Adverse events of interest vary by influenza vaccine type and brand: Sentinel network study of eight seasons (2010–2018)
Cross JW., Joy M., McGee C., Akinyemi O., Gatenby P., de Lusignan S.

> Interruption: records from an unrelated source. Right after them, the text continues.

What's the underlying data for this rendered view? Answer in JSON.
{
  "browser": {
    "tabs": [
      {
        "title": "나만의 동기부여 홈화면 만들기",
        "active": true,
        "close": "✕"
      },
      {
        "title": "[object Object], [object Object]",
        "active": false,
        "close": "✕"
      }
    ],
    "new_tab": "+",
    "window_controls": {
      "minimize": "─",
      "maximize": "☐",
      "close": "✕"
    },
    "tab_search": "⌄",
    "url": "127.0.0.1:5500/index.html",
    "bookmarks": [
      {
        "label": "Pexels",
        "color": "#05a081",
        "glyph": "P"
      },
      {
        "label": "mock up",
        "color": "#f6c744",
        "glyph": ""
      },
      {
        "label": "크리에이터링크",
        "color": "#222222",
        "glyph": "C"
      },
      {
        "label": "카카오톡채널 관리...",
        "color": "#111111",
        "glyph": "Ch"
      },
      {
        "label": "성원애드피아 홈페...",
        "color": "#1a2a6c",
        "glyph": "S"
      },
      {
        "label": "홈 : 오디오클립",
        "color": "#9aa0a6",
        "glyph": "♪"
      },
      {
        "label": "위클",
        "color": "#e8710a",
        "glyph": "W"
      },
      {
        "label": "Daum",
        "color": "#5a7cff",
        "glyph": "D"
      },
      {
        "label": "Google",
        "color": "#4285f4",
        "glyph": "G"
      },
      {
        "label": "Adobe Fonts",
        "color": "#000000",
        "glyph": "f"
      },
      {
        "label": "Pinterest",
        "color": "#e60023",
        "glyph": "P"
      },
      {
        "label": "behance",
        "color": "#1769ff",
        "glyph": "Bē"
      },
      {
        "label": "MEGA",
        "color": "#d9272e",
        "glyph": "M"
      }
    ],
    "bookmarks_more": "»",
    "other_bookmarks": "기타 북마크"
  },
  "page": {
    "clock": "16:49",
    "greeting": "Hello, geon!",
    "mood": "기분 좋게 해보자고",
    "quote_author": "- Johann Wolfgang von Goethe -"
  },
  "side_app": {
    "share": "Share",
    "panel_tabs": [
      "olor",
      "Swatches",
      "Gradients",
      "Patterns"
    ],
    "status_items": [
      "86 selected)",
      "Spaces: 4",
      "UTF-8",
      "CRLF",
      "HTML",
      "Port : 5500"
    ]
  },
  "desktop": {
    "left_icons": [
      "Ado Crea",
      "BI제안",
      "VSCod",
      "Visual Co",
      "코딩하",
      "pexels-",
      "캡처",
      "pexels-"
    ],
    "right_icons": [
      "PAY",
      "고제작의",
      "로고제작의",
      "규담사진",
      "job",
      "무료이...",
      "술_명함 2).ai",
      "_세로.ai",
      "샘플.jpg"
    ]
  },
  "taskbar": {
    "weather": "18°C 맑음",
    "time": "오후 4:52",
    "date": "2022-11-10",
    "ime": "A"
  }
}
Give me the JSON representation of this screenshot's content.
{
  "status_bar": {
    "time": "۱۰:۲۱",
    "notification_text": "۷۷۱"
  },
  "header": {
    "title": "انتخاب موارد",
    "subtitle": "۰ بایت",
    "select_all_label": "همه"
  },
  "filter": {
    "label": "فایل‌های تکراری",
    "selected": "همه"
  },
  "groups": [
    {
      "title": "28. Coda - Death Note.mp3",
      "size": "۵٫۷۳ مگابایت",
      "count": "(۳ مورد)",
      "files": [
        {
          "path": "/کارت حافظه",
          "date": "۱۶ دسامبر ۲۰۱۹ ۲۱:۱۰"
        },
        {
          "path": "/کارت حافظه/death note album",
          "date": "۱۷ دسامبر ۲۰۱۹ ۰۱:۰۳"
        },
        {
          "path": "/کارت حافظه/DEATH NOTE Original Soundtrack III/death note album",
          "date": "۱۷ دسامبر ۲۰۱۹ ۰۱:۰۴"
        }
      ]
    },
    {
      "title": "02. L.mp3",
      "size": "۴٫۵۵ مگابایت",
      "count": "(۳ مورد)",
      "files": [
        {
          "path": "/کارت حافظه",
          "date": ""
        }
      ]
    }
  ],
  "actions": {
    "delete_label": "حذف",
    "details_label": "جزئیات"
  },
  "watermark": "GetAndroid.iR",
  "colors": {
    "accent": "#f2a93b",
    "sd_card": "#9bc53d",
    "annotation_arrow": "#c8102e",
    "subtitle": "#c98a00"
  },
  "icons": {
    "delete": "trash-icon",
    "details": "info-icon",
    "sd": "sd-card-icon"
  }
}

© 2020 The Author(s) Background: Influenza contributes significantly to the burden of disease worldwide; the United Kingdom has a policy of vaccination across all ages. Influenza vaccinations are known to be associated with common minor adverse events of interest (AEIs). The European Medicines Agency (EMA) recommends ongoing surveillance of AEIs following influenza vaccination to monitor common and detect infrequent but important AEIs. Methods: A retrospective cohort study using computerised medical record data from the Royal College of General Practitioners (RCGP) Research and Surveillance Centre (RSC) sentinel network database 2010–2018 (N = 848,375). We extracted data about vaccine exposure (n = 3,121,334) and consultations for AEIs within seven days of receiving vaccinations specified by the EMA (1,488,870 consultations by 430,029 unique individuals). We used a self-case series design which employs a likelihood estimation method using conditioning of observed adverse events. Such a model assumes non-homogenous Poisson intensity processes for each exposure period and age interval. We compared AEI between QIV and TIV reporting relative incidence (RI) of AEIs. A RI < 1 signified lower AEI rate compared to TIV. Results: QIV was associated with a RI of AEIs of 1.14 (95%CI, 1.10–1.18, p < 0.01), though the number of years exposure was limited. By way of contrast, LAIV had a lower rate 0.60 (95%CI 0.63–0.68, p < 0.001). Cellular manufacture was also associated with a lower rate 0.78 (95%CI 0.61–0.99, p = 0.04). AEIs varied by season: Rash and musculoskeletal conditions are particularly pronounced in the 2014/15 season and respiratory conditions in 2016/17. In an analysis of all seasons, we found an elevated relative incidence of AEIs of 1.78 (95%CI, 1.62–1.95) in pregnant women and 1.76 (95%CI, 1.56 – 1.99) in children under 5 years. Conclusion: Routine sentinel network data can be used to contrast AEIs between vaccine types and may provide a consistent method of observation of vaccine benefit-risk over time.